Acute mediastinitis

  • rare but life threatening
  • high morbidity and mortality
  • most common causes: post op complications, esophageal perforation (Boerhaave syndrome)
  • Esophageal perforation usually occurs just above gastro esophageal junction
  • leakage from esophagus due to a necrotic neoplasm
  • extension of infection from neck, retroperitoneum or intrathoracic structures
  • ill, high fever, tachycardia, chest pain
Chest Xray
  • widening, ill-defined mediastinal outline
  • streaks or collections of air within mediastinum
  • mediastinal air-fluid levels
  • air in soft tissues of neck
  • pleural effusions frequent and on the left
  • often lower lobe pneumonia or atelectasis
  • esophagogram with water soluble contrast identifies site of leak
  • optimal technique
  • increased attenuation of mediastinal fat
  • free gas bubbles in mediastinum
  • localized fluid collections
  • enlarged lymph nodes
  • pleural effusions
  • empyema
  • subphrenic or pericardial collection may or may not be present
  • In post op cases – distinguishing retrosternal hematoma from reactive granulation tissue or cellulitis difficult

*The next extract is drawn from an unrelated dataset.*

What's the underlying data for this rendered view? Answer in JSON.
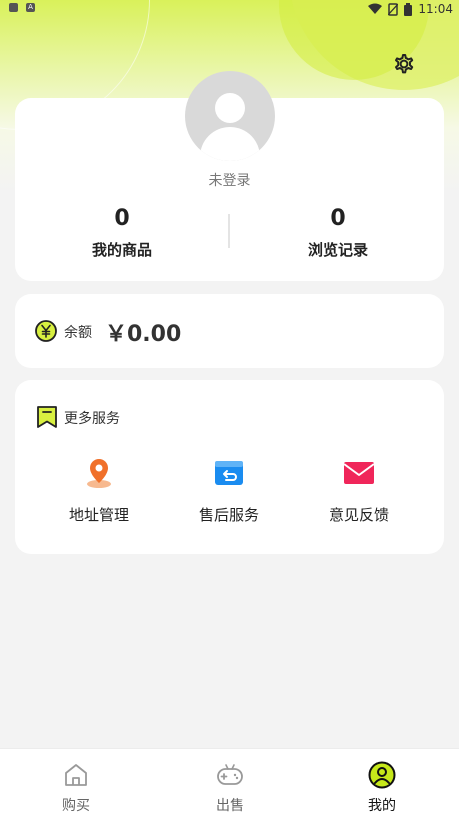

  • substernal fluid collections, pockets of air normal in first 20 days post sternotomy